Initiatives are being launched all over the world: individuals, communities, regions and even some nations are deciding to plant, reforest and protect plant species. And we play an active role in these initiatives: in Amazonia, the Comoros, Greece, Italy and several African countries, all of these trees help maintain the water cycle.
Their roots are aerating the soil as we speak. And we plan to plant even more in the next few years!
80% of the original forests have been cut down or damaged.
Humans destroy tens of millions of hectares of forest each year.
Most major cities in developing countries depend on forests for their water.
Amazonia: 3,000 trees planted
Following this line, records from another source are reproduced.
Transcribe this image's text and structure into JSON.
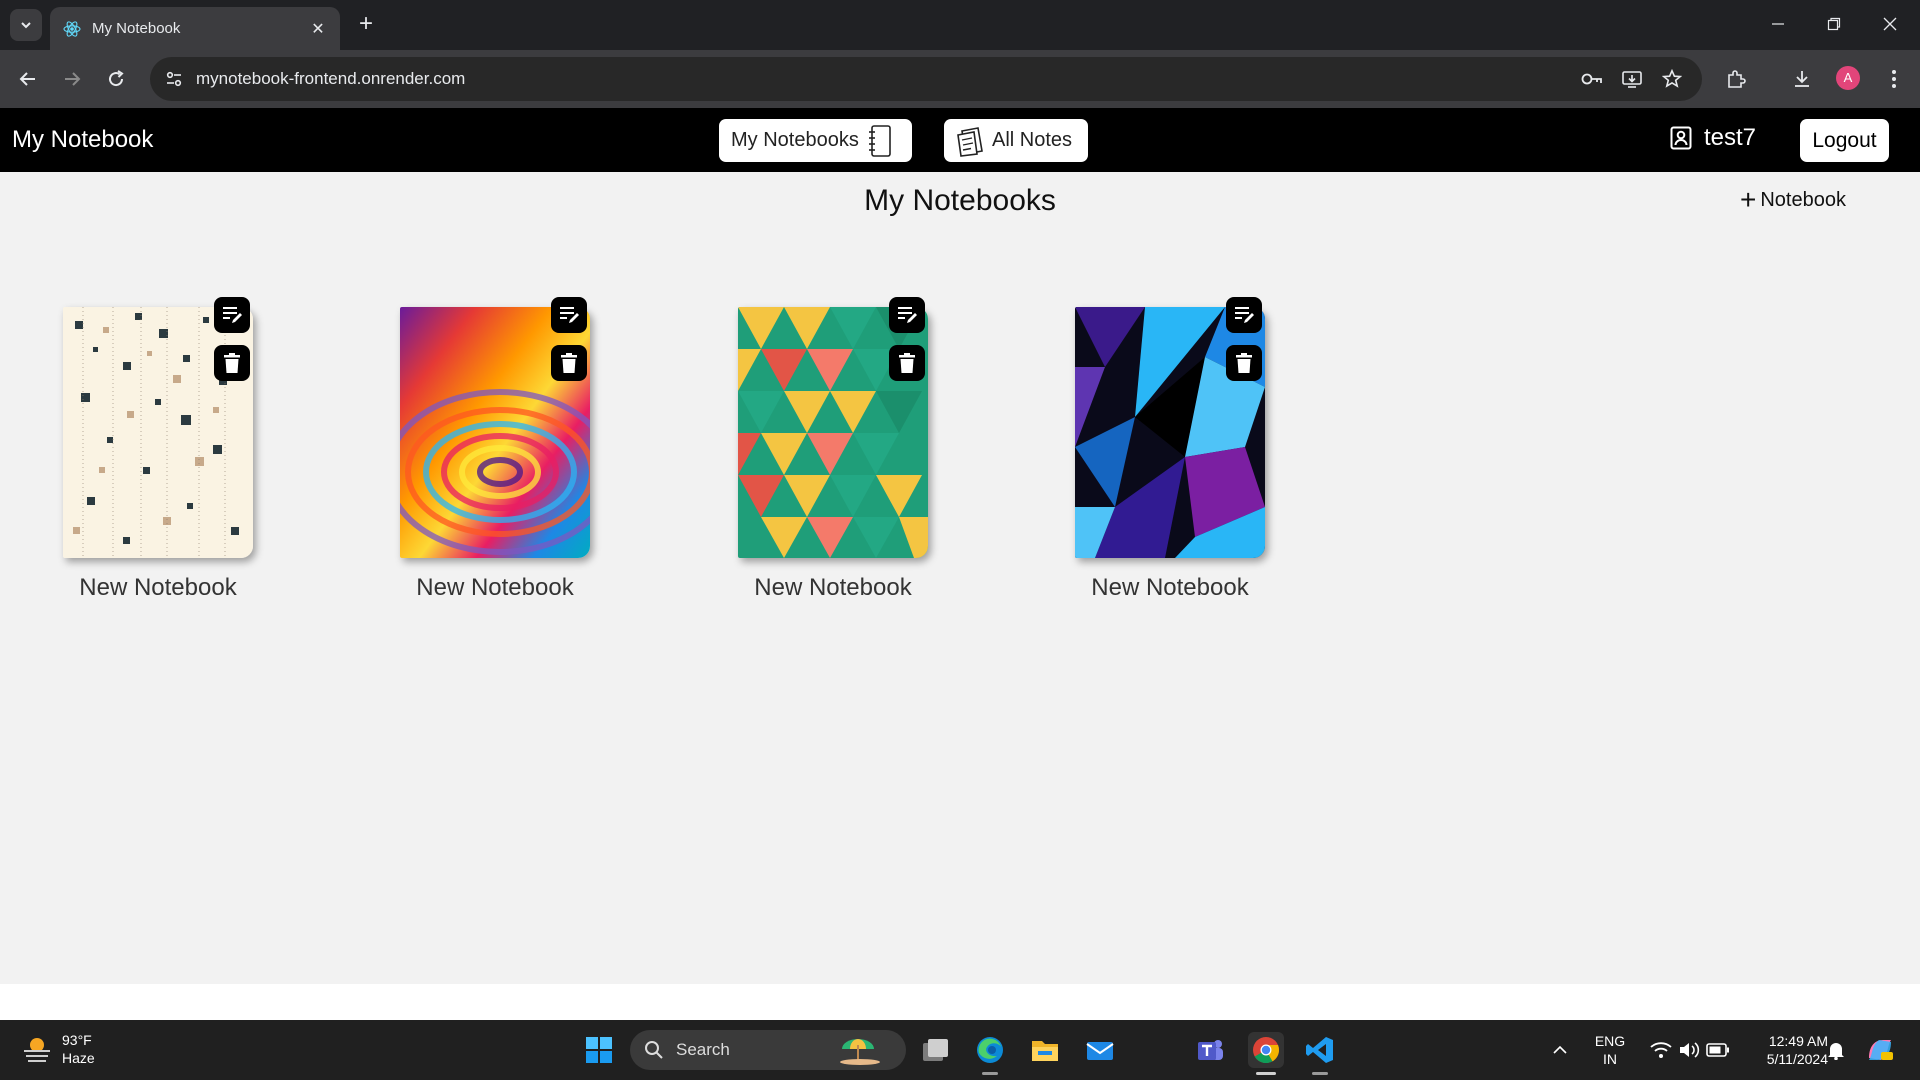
{
  "browser": {
    "tab_title": "My Notebook",
    "url": "mynotebook-frontend.onrender.com",
    "profile_initial": "A"
  },
  "app": {
    "brand": "My Notebook",
    "nav": {
      "my_notebooks_label": "My Notebooks",
      "all_notes_label": "All Notes"
    },
    "user": {
      "username": "test7"
    },
    "logout_label": "Logout"
  },
  "main": {
    "title": "My Notebooks",
    "add_notebook_plus": "+",
    "add_notebook_label": "Notebook",
    "notebooks": [
      {
        "name": "New Notebook",
        "cover": "scattered-squares"
      },
      {
        "name": "New Notebook",
        "cover": "rainbow-swirl"
      },
      {
        "name": "New Notebook",
        "cover": "triangle-pattern"
      },
      {
        "name": "New Notebook",
        "cover": "blue-polygon"
      }
    ]
  },
  "taskbar": {
    "weather_temp": "93°F",
    "weather_desc": "Haze",
    "search_label": "Search",
    "lang_line1": "ENG",
    "lang_line2": "IN",
    "time": "12:49 AM",
    "date": "5/11/2024"
  },
  "colors": {
    "app_nav_bg": "#000000",
    "page_bg": "#f2f2f2",
    "chrome_dark": "#202124",
    "chrome_toolbar": "#3c3c3f"
  }
}
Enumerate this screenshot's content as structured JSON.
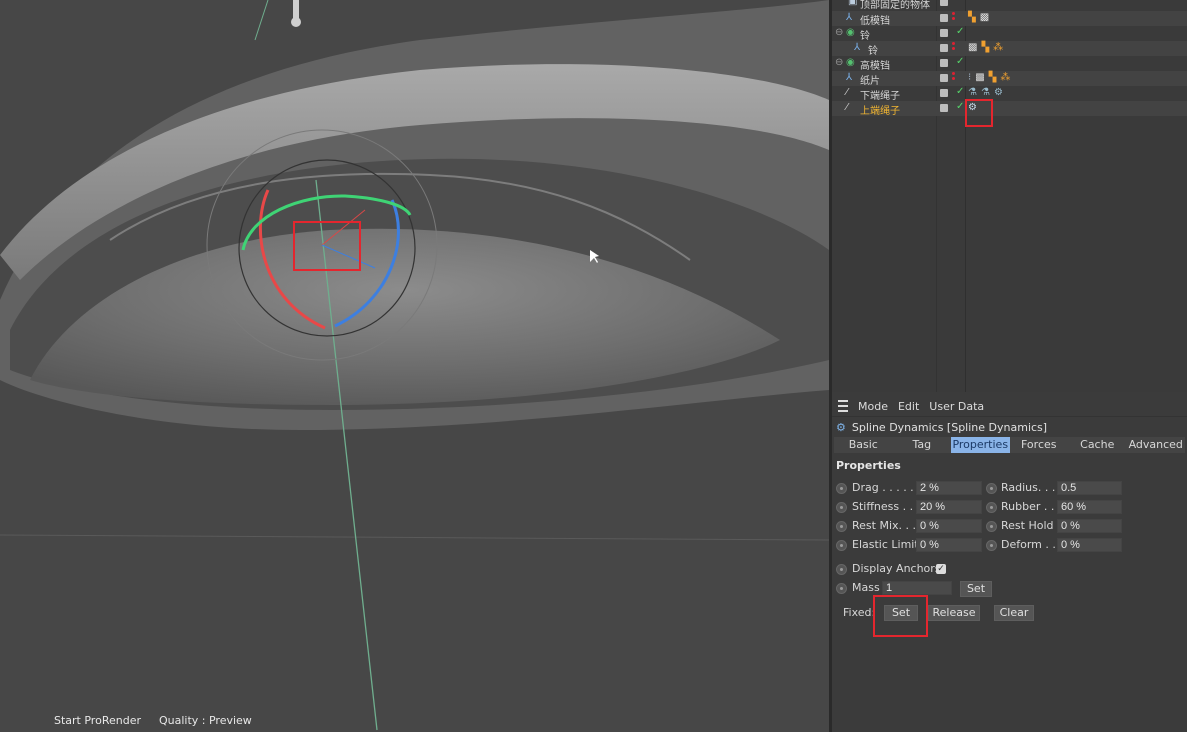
{
  "viewport": {
    "status": {
      "render": "Start ProRender",
      "quality": "Quality : Preview"
    }
  },
  "object_manager": {
    "objects": [
      {
        "name": "顶部固定的物体",
        "selected": false
      },
      {
        "name": "低模铛",
        "selected": false
      },
      {
        "name": "铃",
        "selected": false
      },
      {
        "name": "铃",
        "selected": false
      },
      {
        "name": "高模铛",
        "selected": false
      },
      {
        "name": "纸片",
        "selected": false
      },
      {
        "name": "下端绳子",
        "selected": false
      },
      {
        "name": "上端绳子",
        "selected": true
      }
    ]
  },
  "attributes": {
    "menu": {
      "mode": "Mode",
      "edit": "Edit",
      "user_data": "User Data"
    },
    "tag_title": "Spline Dynamics [Spline Dynamics]",
    "tabs": [
      "Basic",
      "Tag",
      "Properties",
      "Forces",
      "Cache",
      "Advanced"
    ],
    "active_tab": "Properties",
    "section": "Properties",
    "params_left": [
      {
        "label": "Drag . . . . .",
        "value": "2 %"
      },
      {
        "label": "Stiffness . . .",
        "value": "20 %"
      },
      {
        "label": "Rest Mix. . .",
        "value": "0 %"
      },
      {
        "label": "Elastic Limit",
        "value": "0 %"
      }
    ],
    "params_right": [
      {
        "label": "Radius. . . .",
        "value": "0.5"
      },
      {
        "label": "Rubber . . .",
        "value": "60 %"
      },
      {
        "label": "Rest Hold",
        "value": "0 %"
      },
      {
        "label": "Deform . . .",
        "value": "0 %"
      }
    ],
    "display_anchors": {
      "label": "Display Anchors",
      "checked": true
    },
    "mass": {
      "label": "Mass",
      "value": "1",
      "set_label": "Set"
    },
    "fixed": {
      "label": "Fixed:",
      "set_label": "Set",
      "release_label": "Release",
      "clear_label": "Clear"
    }
  },
  "colors": {
    "accent_tab": "#8ab4e8",
    "highlight_box": "#e4262e",
    "selected_object": "#f2b632"
  }
}
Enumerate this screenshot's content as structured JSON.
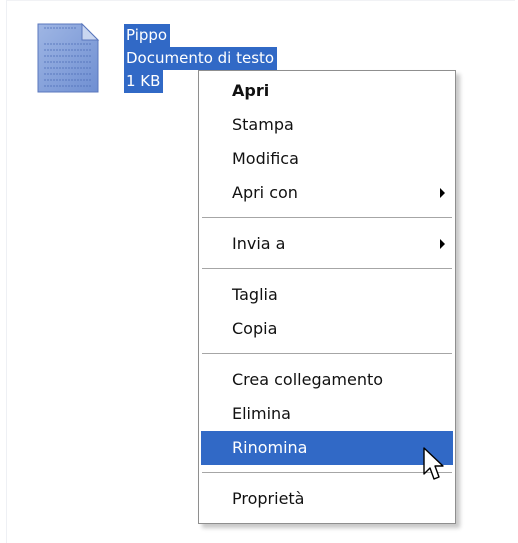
{
  "file": {
    "name": "Pippo",
    "type": "Documento di testo",
    "size": "1 KB",
    "icon": "text-document-icon"
  },
  "context_menu": {
    "open": "Apri",
    "print": "Stampa",
    "edit": "Modifica",
    "open_with": "Apri con",
    "send_to": "Invia a",
    "cut": "Taglia",
    "copy": "Copia",
    "create_shortcut": "Crea collegamento",
    "delete": "Elimina",
    "rename": "Rinomina",
    "properties": "Proprietà",
    "highlighted_item": "Rinomina"
  },
  "colors": {
    "selection": "#3169c6",
    "menu_background": "#ffffff",
    "menu_border": "#8f8f8f"
  },
  "cursor_icon": "arrow-cursor-icon"
}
Imagine a community that has discovered, in the last 8 years, how to sustainably live off the forest, and that has decided to share its agroforestry practices with another, less experienced community: a new way to grow crops that does not destroy the forest they depend on, but instead helps it thrive.
In collaboration with a local NGO, Instituto Beraca, we have planted 3,000 trees, including Cupuaçu and other species.
The Comoros: 270 tonnes of wood protected per year
On the island of Anjouan in the Comoros, trees are disappearing rapidly. Ylang-Ylang distillation is one of the major causes of this deforestation. We have provided our support to the association Initiative Développement to increase the sustainability of this flower’s exploitation. Local industry players are regularly trained in best practices for forest exploitation and equipped with distillation units that consume less wood.
Greece: 10,000 olive trees planted
After major fires destroyed thousands of hectares of olive trees in Greece, we gave 10,000 seedlings to a community in the Peloponnese that had been especially affected by the catastrophe.
These olive trees, grown using organic farming practices, now produce delicious oil and have breathed new life into the community.
Italy: 1,000 olive trees planted
In Italy, olive trees don’t just save water, they save people, too! San Patrignano is a community that helps its residents break their addictions and reintegrate by learning a different way to live. Klorane Botanical Foundation has chosen to assist in its agricultural projects by planting 6 new plots of olive trees. They now produce oil which is sold to increase the community’s financial independence!
France: 5,000 trees planted
Forests provide shelter and nourishment for many species of birds, insects, small mammals, mushrooms, etc. When a plant species dies out, around 30 animal species can disappear. Biodiversity is more under threat today than ever before.
So what can we do? The Klorane Botanical Foundation is supporting the socially-aware Silva project to plant native trees according to the Miyawaki method.
Based on natural selection, this type of forest allows the strongest individual plants to become established and encourages each species to play an active role in the balance of its ecosystem. The Miyawaki method creates a biodiversity that is 100 times richer, with trees growing 10 times faster.
Forests help us in many other ways
They are essential for water, but that’s not all. Forests are sources of food, and also allow us to clothe ourselves, heat our homes, produce energy, and even treat illnesses.
They also play another crucial role: they provide oxygen (they are the planet’s lungs) and store CO2, which disrupts our climate. They must be protected not only to preserve water, but for all of these other reasons as well. Our lives depend on it.